Available records:
==*==

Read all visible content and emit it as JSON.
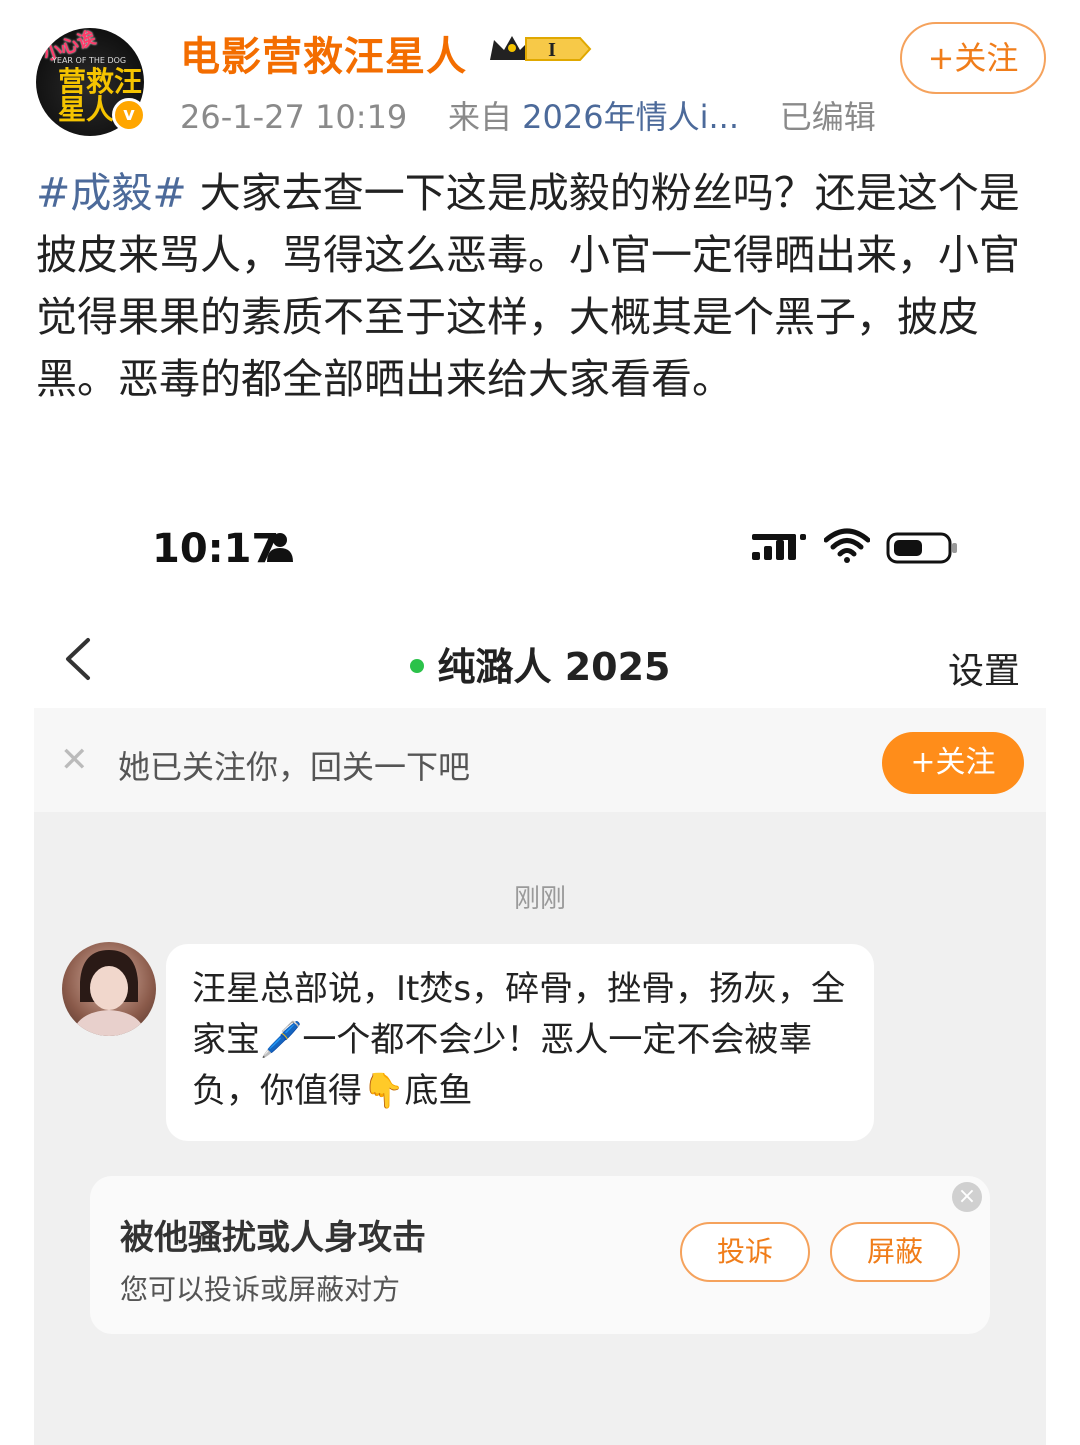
{
  "post_header": {
    "username": "电影营救汪星人",
    "timestamp": "26-1-27 10:19",
    "source_prefix": "来自",
    "source": "2026年情人i...",
    "edited": "已编辑",
    "follow_label": "+关注",
    "avatar_text": "营救汪星人",
    "avatar_badge": "小心诶",
    "avatar_small": "YEAR OF THE DOG",
    "verified_mark": "v",
    "level": "I"
  },
  "post": {
    "hashtag": "#成毅#",
    "body": " 大家去查一下这是成毅的粉丝吗？还是这个是披皮来骂人，骂得这么恶毒。小官一定得晒出来，小官觉得果果的素质不至于这样，大概其是个黑子，披皮黑。恶毒的都全部晒出来给大家看看。"
  },
  "screenshot": {
    "status": {
      "time": "10:17"
    },
    "nav": {
      "title": "纯潞人 2025",
      "settings": "设置"
    },
    "follow_bar": {
      "close": "✕",
      "text": "她已关注你，回关一下吧",
      "button": "+关注"
    },
    "chat": {
      "timestamp": "刚刚",
      "message": "汪星总部说，It焚s，碎骨，挫骨，扬灰，全家宝🖊️一个都不会少！恶人一定不会被辜负，你值得👇底鱼"
    },
    "report_card": {
      "title": "被他骚扰或人身攻击",
      "subtitle": "您可以投诉或屏蔽对方",
      "report_button": "投诉",
      "block_button": "屏蔽",
      "close": "×"
    }
  },
  "colors": {
    "username": "#f36d00",
    "hashtag": "#4c6a9a",
    "accent": "#ff8d1a",
    "online": "#2bc24a"
  }
}
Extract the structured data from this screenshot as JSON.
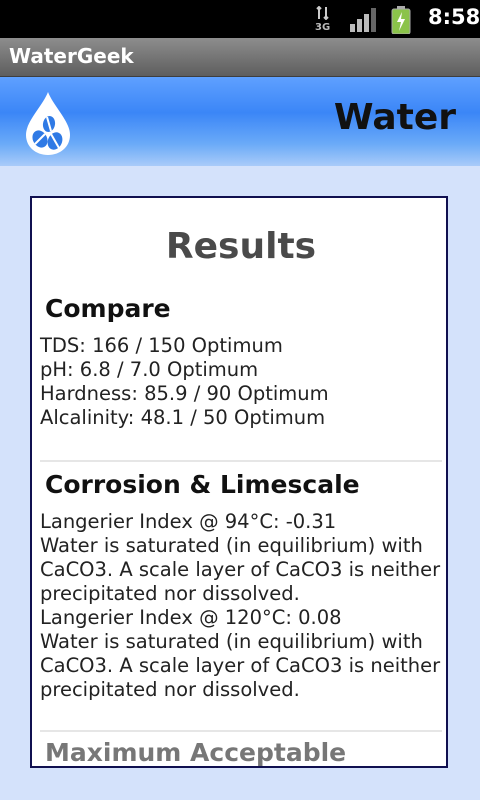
{
  "status_bar": {
    "network": "3G",
    "time": "8:58"
  },
  "app": {
    "title": "WaterGeek"
  },
  "header": {
    "title": "Water",
    "logo_icon": "water-drop-beans-icon"
  },
  "results": {
    "title": "Results",
    "sections": [
      {
        "heading": "Compare",
        "lines": [
          "TDS: 166 / 150 Optimum",
          "pH: 6.8 / 7.0 Optimum",
          "Hardness: 85.9 / 90 Optimum",
          "Alcalinity: 48.1 / 50 Optimum"
        ]
      },
      {
        "heading": "Corrosion & Limescale",
        "lines": [
          "Langerier Index @ 94°C: -0.31",
          "Water is saturated (in equilibrium) with",
          "CaCO3. A scale layer of CaCO3 is neither",
          "precipitated nor dissolved.",
          "Langerier Index @ 120°C: 0.08",
          "Water is saturated (in equilibrium) with",
          "CaCO3. A scale layer of CaCO3 is neither",
          "precipitated nor dissolved."
        ]
      },
      {
        "heading": "Maximum Acceptable"
      }
    ]
  },
  "colors": {
    "header_blue": "#3b86f7",
    "page_background": "#d4e2fb",
    "card_border": "#101050"
  }
}
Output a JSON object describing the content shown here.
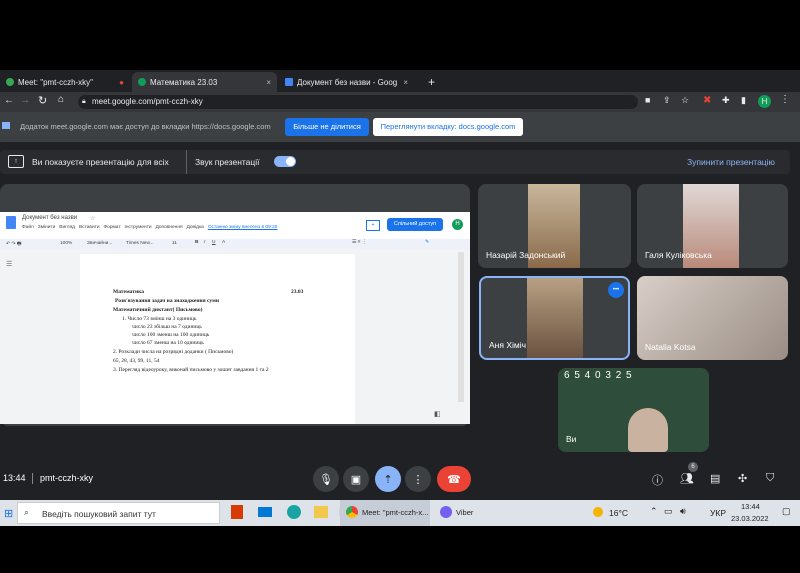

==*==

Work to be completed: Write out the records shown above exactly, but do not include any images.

Worked solution:
Read all visible content and emit it as JSON.
{
  "post_header": {
    "username": "电影营救汪星人",
    "timestamp": "26-1-27 10:19",
    "source_prefix": "来自",
    "source": "2026年情人i...",
    "edited": "已编辑",
    "follow_label": "+关注",
    "avatar_text": "营救汪星人",
    "avatar_badge": "小心诶",
    "avatar_small": "YEAR OF THE DOG",
    "verified_mark": "v",
    "level": "I"
  },
  "post": {
    "hashtag": "#成毅#",
    "body": " 大家去查一下这是成毅的粉丝吗？还是这个是披皮来骂人，骂得这么恶毒。小官一定得晒出来，小官觉得果果的素质不至于这样，大概其是个黑子，披皮黑。恶毒的都全部晒出来给大家看看。"
  },
  "screenshot": {
    "status": {
      "time": "10:17"
    },
    "nav": {
      "title": "纯潞人 2025",
      "settings": "设置"
    },
    "follow_bar": {
      "close": "✕",
      "text": "她已关注你，回关一下吧",
      "button": "+关注"
    },
    "chat": {
      "timestamp": "刚刚",
      "message": "汪星总部说，It焚s，碎骨，挫骨，扬灰，全家宝🖊️一个都不会少！恶人一定不会被辜负，你值得👇底鱼"
    },
    "report_card": {
      "title": "被他骚扰或人身攻击",
      "subtitle": "您可以投诉或屏蔽对方",
      "report_button": "投诉",
      "block_button": "屏蔽",
      "close": "×"
    }
  },
  "colors": {
    "username": "#f36d00",
    "hashtag": "#4c6a9a",
    "accent": "#ff8d1a",
    "online": "#2bc24a"
  }
}
Extract the structured data from this screenshot as JSON.
{
  "status_bar": {
    "network": "3G",
    "time": "8:58"
  },
  "app": {
    "title": "WaterGeek"
  },
  "header": {
    "title": "Water",
    "logo_icon": "water-drop-beans-icon"
  },
  "results": {
    "title": "Results",
    "sections": [
      {
        "heading": "Compare",
        "lines": [
          "TDS: 166 / 150 Optimum",
          "pH: 6.8 / 7.0 Optimum",
          "Hardness: 85.9 / 90 Optimum",
          "Alcalinity: 48.1 / 50 Optimum"
        ]
      },
      {
        "heading": "Corrosion & Limescale",
        "lines": [
          "Langerier Index @ 94°C: -0.31",
          "Water is saturated (in equilibrium) with",
          "CaCO3. A scale layer of CaCO3 is neither",
          "precipitated nor dissolved.",
          "Langerier Index @ 120°C: 0.08",
          "Water is saturated (in equilibrium) with",
          "CaCO3. A scale layer of CaCO3 is neither",
          "precipitated nor dissolved."
        ]
      },
      {
        "heading": "Maximum Acceptable"
      }
    ]
  },
  "colors": {
    "header_blue": "#3b86f7",
    "page_background": "#d4e2fb",
    "card_border": "#101050"
  }
}
Output a JSON object describing the content shown here.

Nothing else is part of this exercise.